Well, it depends on what you mean by "impact". Castillo hasn't been a great player in minor league ball. He's a .259 lifetime hitter with a career OBP of .315. He's never hit more than 13 home runs.in a season nor is he an asset on the basepaths. Defensively, he's been erratic and mistake-prone. When two teams known for great talent evaluation, Texas and Tampa, came to the Cubs looking for a catcher, they both asked for Robinson Chirinos -- not Castillo.
But that's not to say there isn't some talent and potential there. Castillo may have the best arm of any catcher in the organization right now. He's thrown out 37% of base runners in his minor league career -- including an ouststanding 44% just two years ago. And while he may be erratic at times, he possesses an outstanding defensive skill set behind the plate. He's agile and athletic for a man of his pudge-like build (Ivan Rodriguez, not Carlton Fisk).
At the plate, Castillo has struggled since his great spring. He's hitting .245 with 2 home runs at Iowa. The encouraging thing is he has changed his approach somewhat. Once a hacktastic swinger, he now shows some semblance of patience -- walking over 10% of the time so far this season for the first time in his career. He has decent pop, more than Hill but not as much as Geovanny Soto.
This year, we shouldn't expect a whole lot. He'll split time with Koyie Hill rather than play everyday. But when he's in there, we should expect a catcher capable of making great plays behind the plate while occasionally making you smack yourself on the forehead. At the plate, we should be happy if he hits .250 with a home run or two.
Long term, it's unlikely he'll unseat incumbent Geovanny Soto as the Cubs starting catcher.
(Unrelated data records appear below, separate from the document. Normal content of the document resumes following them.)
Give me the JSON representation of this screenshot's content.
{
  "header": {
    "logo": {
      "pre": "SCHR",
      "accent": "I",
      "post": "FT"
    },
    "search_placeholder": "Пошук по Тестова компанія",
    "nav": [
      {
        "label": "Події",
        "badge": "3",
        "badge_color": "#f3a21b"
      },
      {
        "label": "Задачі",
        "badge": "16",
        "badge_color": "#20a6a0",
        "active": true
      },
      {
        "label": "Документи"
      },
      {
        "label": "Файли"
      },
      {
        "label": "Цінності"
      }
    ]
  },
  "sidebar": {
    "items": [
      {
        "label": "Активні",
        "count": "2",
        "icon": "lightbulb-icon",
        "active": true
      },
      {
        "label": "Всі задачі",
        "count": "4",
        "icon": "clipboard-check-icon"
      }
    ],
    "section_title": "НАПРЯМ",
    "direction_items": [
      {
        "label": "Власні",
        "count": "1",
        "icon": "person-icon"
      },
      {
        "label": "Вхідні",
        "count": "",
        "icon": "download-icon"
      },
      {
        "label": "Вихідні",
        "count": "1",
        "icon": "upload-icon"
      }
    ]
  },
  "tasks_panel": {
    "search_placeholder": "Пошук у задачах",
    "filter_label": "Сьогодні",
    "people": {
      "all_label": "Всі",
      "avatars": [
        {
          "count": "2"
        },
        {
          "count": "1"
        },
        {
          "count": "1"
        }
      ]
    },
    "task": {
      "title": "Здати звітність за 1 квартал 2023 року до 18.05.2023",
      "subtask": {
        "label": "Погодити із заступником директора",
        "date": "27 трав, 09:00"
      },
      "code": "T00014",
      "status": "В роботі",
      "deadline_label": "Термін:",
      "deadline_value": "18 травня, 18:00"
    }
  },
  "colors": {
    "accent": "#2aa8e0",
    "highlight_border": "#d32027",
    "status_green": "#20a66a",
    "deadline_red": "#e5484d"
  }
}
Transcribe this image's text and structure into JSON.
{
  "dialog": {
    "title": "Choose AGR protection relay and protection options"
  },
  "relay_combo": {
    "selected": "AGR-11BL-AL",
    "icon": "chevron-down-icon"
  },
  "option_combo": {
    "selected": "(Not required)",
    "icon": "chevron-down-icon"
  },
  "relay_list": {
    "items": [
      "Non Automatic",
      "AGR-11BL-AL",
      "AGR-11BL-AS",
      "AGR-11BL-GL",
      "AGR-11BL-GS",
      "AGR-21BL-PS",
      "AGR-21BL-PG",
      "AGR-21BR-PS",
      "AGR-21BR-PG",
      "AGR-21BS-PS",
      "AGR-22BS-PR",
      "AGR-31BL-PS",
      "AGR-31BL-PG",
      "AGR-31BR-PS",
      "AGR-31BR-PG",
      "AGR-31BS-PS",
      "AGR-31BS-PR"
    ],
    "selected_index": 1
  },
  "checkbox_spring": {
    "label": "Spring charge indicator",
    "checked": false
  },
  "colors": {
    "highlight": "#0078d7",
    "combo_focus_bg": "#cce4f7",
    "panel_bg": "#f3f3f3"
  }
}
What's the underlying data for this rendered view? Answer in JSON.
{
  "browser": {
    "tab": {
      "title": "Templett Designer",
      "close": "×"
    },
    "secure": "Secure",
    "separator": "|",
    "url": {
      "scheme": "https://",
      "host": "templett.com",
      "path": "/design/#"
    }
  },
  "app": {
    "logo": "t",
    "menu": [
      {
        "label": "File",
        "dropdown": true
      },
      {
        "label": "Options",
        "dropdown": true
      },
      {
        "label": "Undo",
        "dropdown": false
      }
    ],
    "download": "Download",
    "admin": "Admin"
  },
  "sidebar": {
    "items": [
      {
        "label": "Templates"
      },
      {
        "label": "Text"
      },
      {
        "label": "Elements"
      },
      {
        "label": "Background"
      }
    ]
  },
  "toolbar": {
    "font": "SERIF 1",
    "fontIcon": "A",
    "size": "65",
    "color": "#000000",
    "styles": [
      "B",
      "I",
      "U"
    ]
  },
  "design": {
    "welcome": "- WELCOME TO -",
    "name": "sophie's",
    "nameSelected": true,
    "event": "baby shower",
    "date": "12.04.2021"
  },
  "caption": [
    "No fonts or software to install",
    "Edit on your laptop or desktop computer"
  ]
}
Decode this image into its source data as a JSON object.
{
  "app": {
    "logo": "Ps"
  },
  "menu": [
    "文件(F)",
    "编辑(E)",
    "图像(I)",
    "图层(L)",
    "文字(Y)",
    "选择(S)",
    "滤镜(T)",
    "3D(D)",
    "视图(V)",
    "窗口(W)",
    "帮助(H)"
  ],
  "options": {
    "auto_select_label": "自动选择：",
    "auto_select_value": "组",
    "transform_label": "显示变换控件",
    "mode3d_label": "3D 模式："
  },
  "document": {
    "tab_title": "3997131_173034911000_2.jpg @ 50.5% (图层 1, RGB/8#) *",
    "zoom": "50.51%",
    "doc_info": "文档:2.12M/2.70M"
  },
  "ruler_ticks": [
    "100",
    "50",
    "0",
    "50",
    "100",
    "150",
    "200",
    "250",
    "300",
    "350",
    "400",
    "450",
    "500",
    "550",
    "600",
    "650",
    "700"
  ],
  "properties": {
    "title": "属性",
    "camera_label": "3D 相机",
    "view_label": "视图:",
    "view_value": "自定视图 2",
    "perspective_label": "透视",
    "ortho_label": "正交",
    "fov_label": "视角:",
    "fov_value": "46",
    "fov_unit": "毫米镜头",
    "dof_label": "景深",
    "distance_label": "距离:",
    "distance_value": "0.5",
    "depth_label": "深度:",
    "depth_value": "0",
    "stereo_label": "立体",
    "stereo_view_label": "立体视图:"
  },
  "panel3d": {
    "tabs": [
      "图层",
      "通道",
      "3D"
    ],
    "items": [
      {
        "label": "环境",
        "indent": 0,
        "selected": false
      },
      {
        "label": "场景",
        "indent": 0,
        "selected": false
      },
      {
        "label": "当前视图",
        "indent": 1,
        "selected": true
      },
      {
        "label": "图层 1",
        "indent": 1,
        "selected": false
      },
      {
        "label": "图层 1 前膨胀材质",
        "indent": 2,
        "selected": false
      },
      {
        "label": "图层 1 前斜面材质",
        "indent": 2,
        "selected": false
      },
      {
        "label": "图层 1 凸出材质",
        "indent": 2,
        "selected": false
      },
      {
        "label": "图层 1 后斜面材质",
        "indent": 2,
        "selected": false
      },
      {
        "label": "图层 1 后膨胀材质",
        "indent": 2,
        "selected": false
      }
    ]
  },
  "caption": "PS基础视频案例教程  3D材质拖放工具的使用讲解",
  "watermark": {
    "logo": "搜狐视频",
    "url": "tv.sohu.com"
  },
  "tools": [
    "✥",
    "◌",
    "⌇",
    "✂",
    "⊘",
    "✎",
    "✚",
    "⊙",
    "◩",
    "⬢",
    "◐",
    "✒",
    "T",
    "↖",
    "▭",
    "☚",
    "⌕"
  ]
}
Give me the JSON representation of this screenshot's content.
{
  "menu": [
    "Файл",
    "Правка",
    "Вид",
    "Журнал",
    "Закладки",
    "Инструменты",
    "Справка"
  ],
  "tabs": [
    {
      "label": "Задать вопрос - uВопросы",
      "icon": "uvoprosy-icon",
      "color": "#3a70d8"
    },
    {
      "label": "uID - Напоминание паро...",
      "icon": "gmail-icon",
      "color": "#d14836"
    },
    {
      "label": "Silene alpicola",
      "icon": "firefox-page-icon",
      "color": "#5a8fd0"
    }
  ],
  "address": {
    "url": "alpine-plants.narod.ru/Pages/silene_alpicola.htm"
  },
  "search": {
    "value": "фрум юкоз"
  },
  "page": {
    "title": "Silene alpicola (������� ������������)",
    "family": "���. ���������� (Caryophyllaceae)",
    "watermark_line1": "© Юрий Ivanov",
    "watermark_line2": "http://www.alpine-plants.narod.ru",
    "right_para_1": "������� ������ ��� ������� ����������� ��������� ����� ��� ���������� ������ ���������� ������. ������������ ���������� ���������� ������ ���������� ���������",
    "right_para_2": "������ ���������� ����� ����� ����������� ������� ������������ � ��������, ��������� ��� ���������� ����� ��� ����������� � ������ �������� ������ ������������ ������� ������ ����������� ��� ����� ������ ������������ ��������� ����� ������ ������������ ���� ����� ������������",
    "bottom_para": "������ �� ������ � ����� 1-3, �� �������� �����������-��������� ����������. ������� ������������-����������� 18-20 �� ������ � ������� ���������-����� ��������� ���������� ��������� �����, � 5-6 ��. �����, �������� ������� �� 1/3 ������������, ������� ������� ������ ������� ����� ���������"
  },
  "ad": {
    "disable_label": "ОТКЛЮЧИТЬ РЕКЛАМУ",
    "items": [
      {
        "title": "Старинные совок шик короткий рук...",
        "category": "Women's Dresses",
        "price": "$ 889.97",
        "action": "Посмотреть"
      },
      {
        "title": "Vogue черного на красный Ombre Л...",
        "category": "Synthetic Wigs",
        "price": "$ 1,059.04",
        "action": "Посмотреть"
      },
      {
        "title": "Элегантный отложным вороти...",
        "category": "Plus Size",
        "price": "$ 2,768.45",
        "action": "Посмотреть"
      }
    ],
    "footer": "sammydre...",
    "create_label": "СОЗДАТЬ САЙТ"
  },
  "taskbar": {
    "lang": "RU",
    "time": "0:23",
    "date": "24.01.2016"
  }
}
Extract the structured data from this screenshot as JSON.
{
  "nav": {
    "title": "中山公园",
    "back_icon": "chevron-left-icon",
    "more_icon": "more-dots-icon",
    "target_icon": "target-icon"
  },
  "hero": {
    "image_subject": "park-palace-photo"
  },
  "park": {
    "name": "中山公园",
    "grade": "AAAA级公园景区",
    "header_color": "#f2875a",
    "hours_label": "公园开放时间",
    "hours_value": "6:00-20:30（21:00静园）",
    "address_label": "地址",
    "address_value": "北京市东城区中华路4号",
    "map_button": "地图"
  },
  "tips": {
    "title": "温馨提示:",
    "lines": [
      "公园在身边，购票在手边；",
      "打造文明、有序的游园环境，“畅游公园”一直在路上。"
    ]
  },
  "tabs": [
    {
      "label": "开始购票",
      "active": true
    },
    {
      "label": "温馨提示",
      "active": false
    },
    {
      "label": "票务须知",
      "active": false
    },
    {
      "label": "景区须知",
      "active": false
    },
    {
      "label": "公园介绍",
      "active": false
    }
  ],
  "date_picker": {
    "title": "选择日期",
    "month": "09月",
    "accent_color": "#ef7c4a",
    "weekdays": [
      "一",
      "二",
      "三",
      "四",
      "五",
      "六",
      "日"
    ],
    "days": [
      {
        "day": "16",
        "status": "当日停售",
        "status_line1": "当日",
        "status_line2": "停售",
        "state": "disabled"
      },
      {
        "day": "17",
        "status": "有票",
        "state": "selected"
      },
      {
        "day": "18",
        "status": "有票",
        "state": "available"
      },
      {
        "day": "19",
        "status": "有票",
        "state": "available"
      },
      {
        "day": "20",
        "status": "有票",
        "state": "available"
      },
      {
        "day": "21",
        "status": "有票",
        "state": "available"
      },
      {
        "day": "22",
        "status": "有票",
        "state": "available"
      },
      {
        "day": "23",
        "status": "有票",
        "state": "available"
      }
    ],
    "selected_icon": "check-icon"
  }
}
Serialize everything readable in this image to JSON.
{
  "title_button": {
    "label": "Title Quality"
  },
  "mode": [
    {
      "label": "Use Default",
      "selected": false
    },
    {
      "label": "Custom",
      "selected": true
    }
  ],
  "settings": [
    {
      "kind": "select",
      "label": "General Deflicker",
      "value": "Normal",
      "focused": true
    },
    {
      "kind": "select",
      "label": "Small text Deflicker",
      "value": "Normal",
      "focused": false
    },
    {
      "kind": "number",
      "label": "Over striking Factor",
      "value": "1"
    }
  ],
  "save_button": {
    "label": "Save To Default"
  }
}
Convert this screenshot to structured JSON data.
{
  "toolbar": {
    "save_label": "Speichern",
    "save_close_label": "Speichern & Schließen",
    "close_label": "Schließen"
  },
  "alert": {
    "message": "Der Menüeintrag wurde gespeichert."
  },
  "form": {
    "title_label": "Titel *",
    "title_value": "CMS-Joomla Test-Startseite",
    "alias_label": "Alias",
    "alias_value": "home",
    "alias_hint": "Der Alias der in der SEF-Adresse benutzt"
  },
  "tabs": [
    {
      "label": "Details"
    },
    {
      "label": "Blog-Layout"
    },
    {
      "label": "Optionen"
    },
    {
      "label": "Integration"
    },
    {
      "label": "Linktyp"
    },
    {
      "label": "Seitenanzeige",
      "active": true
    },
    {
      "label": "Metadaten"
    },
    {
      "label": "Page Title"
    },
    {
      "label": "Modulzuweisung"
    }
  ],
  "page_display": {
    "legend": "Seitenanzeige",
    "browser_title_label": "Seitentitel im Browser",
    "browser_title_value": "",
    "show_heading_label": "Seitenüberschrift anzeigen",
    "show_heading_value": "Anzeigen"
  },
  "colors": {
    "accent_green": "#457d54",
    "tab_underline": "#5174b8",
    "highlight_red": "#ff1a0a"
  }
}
If he were to play everyday and reach his full potential, we're probably looking at a guy who peaks at around .260-.270 with 12-15 home runs with great defense -- that's definitely a solid starter that would allow the Cubs to trade either Castillo or Soto for help in other areas -- but his downside would be a guy who hits .220-.230, swings at everything and continues to make mistakes behind the plate.
The Cubs were right to sent Castillo down despite his hot spring. He still has work to do and it wouldn't be the worst thing to see him take the Soto route of 2 1/2 years in AAA to hone his skills. For now, we can expect an occasional great play and some occasional pop -- and a frequent longing for the return of Geovanny Soto.